Joe Girardi, almost certainly gone.
Buddy Bell, most likely not gone.
Clint Hurdle, probably not gone, either.
Clearly, I've been thinking about this managing baseball games thing the wrong way. Differing opinions on the actual value of a manager aside, it used to be that winning or losing was the measure by which a manager could check his job security. Apparently, this is no longer the case.
Now, Girardi is not quite the spotless saint of the double switch that some folks would have you believe. His bullpen usage patterns can best be described as quirky, his notion of the defensive replacement apparently precludes the word "defense", and it's never a good idea to tell the guy who signs your paychecks to shut the [word redacted for the sake of Boston University hockey fans] up. On the other hand, Girardi did get sandbagged by the Marlins' ever-so-aboveboard ownership, having signed on to run a team that had guys like Mike Lowell (oops), Josh Beckett, (sorry about that), and a few other guys who actually need to shave more than once a week on it. Believe it or not, I honestly didn't think the Marlins were going to be all that bad this year - no team with Dontrelle Willis, Miguel Cabrera, and the double fistful of top prospects the Marlins had looted from other teams over the winter really should be - but even so, Girardi deserves a lot of credit for keeping the team in the race long after squads with multiples of the Marlins' payroll have quit or been kicked to the curb. That by itself doesn't mean he should keep his job, but it's a good recommendation for whoever hires him next.
Sometimes, the combo of management and manager just doesn't work. Just ask Paul DePodesta and Jim Tracy about that one. In cases like that, if there's truly a philosophical incompatibility, it's inevitable and appropriate that someone move on. Usually it's the manager in that case, simply because water and power both flow downhill. If that's the case in Florida, then the Cubs are most likely going to get themselves a pretty good manager next year, one who clearly knows how to handle kids better than Dusty Baker ever did, and it will work out best for everyone.

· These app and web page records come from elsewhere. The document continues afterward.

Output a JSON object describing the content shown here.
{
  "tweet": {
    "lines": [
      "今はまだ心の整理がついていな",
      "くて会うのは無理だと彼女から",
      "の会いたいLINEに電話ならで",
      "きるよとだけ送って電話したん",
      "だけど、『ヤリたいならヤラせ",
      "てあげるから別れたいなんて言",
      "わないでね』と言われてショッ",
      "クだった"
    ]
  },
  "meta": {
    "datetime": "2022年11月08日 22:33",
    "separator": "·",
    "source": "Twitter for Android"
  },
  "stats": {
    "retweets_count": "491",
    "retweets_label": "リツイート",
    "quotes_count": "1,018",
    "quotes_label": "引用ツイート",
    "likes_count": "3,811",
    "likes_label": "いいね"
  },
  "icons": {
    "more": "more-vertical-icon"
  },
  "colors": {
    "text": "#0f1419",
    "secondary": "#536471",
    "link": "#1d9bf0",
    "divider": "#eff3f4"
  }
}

If, however, this is about Girardi telling Jeffty Loria to put a sock in his piehole rather than continuing to rant and thus potentially aliening the umpire even further, then it's just pathetic. Once again, Loria will have taken a hatchet to his own team, and this time there isn't even the clear benefit of a looming MLB buyout to explain why.